BRIEF: Every line below that contains the word "tiêu" must be copied.

Collected data entries:
========

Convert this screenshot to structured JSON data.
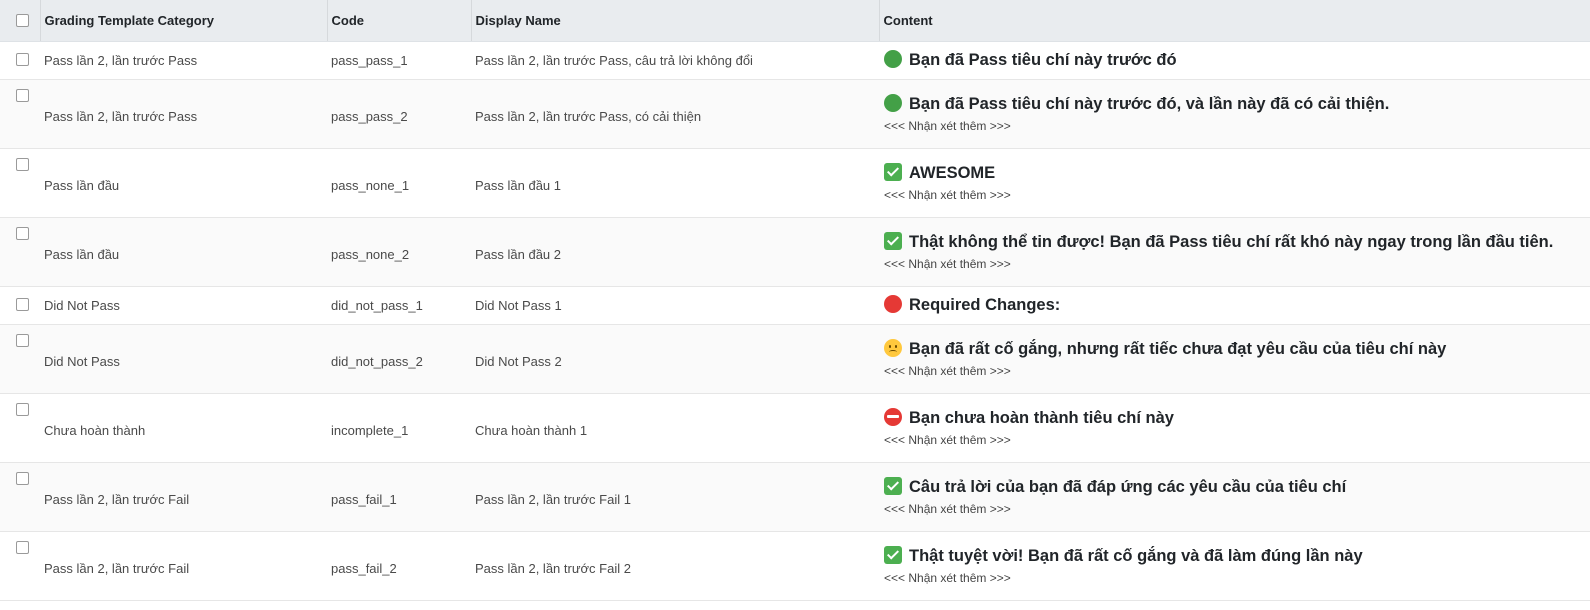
{
  "table": {
    "headers": {
      "category": "Grading Template Category",
      "code": "Code",
      "display_name": "Display Name",
      "content": "Content"
    },
    "rows": [
      {
        "category": "Pass lần 2, lần trước Pass",
        "code": "pass_pass_1",
        "display_name": "Pass lần 2, lần trước Pass, câu trả lời không đổi",
        "icon": "green-circle-icon",
        "title": "Bạn đã Pass tiêu chí này trước đó",
        "note": ""
      },
      {
        "category": "Pass lần 2, lần trước Pass",
        "code": "pass_pass_2",
        "display_name": "Pass lần 2, lần trước Pass, có cải thiện",
        "icon": "green-circle-icon",
        "title": "Bạn đã Pass tiêu chí này trước đó, và lần này đã có cải thiện.",
        "note": "<<< Nhận xét thêm >>>"
      },
      {
        "category": "Pass lần đầu",
        "code": "pass_none_1",
        "display_name": "Pass lần đầu 1",
        "icon": "check-mark-icon",
        "title": "AWESOME",
        "note": "<<< Nhận xét thêm >>>"
      },
      {
        "category": "Pass lần đầu",
        "code": "pass_none_2",
        "display_name": "Pass lần đầu 2",
        "icon": "check-mark-icon",
        "title": "Thật không thể tin được! Bạn đã Pass tiêu chí rất khó này ngay trong lần đầu tiên.",
        "note": "<<< Nhận xét thêm >>>"
      },
      {
        "category": "Did Not Pass",
        "code": "did_not_pass_1",
        "display_name": "Did Not Pass 1",
        "icon": "red-circle-icon",
        "title": "Required Changes:",
        "note": ""
      },
      {
        "category": "Did Not Pass",
        "code": "did_not_pass_2",
        "display_name": "Did Not Pass 2",
        "icon": "worried-face-icon",
        "title": "Bạn đã rất cố gắng, nhưng rất tiếc chưa đạt yêu cầu của tiêu chí này",
        "note": "<<< Nhận xét thêm >>>"
      },
      {
        "category": "Chưa hoàn thành",
        "code": "incomplete_1",
        "display_name": "Chưa hoàn thành 1",
        "icon": "no-entry-icon",
        "title": "Bạn chưa hoàn thành tiêu chí này",
        "note": "<<< Nhận xét thêm >>>"
      },
      {
        "category": "Pass lần 2, lần trước Fail",
        "code": "pass_fail_1",
        "display_name": "Pass lần 2, lần trước Fail 1",
        "icon": "check-mark-icon",
        "title": "Câu trả lời của bạn đã đáp ứng các yêu cầu của tiêu chí",
        "note": "<<< Nhận xét thêm >>>"
      },
      {
        "category": "Pass lần 2, lần trước Fail",
        "code": "pass_fail_2",
        "display_name": "Pass lần 2, lần trước Fail 2",
        "icon": "check-mark-icon",
        "title": "Thật tuyệt vời! Bạn đã rất cố gắng và đã làm đúng lần này",
        "note": "<<< Nhận xét thêm >>>"
      }
    ]
  },
  "colors": {
    "header_bg": "#e9ecef",
    "green_circle": "#43a047",
    "red_circle": "#e53935",
    "check_green": "#4caf50"
  }
}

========

ANSWER TO THIS EXERCISE:
        "title": "Bạn đã Pass tiêu chí này trước đó",
        "title": "Bạn đã Pass tiêu chí này trước đó, và lần này đã có cải thiện.",
        "title": "Thật không thể tin được! Bạn đã Pass tiêu chí rất khó này ngay trong lần đầu tiên.",
        "title": "Bạn đã rất cố gắng, nhưng rất tiếc chưa đạt yêu cầu của tiêu chí này",
        "title": "Bạn chưa hoàn thành tiêu chí này",
        "title": "Câu trả lời của bạn đã đáp ứng các yêu cầu của tiêu chí",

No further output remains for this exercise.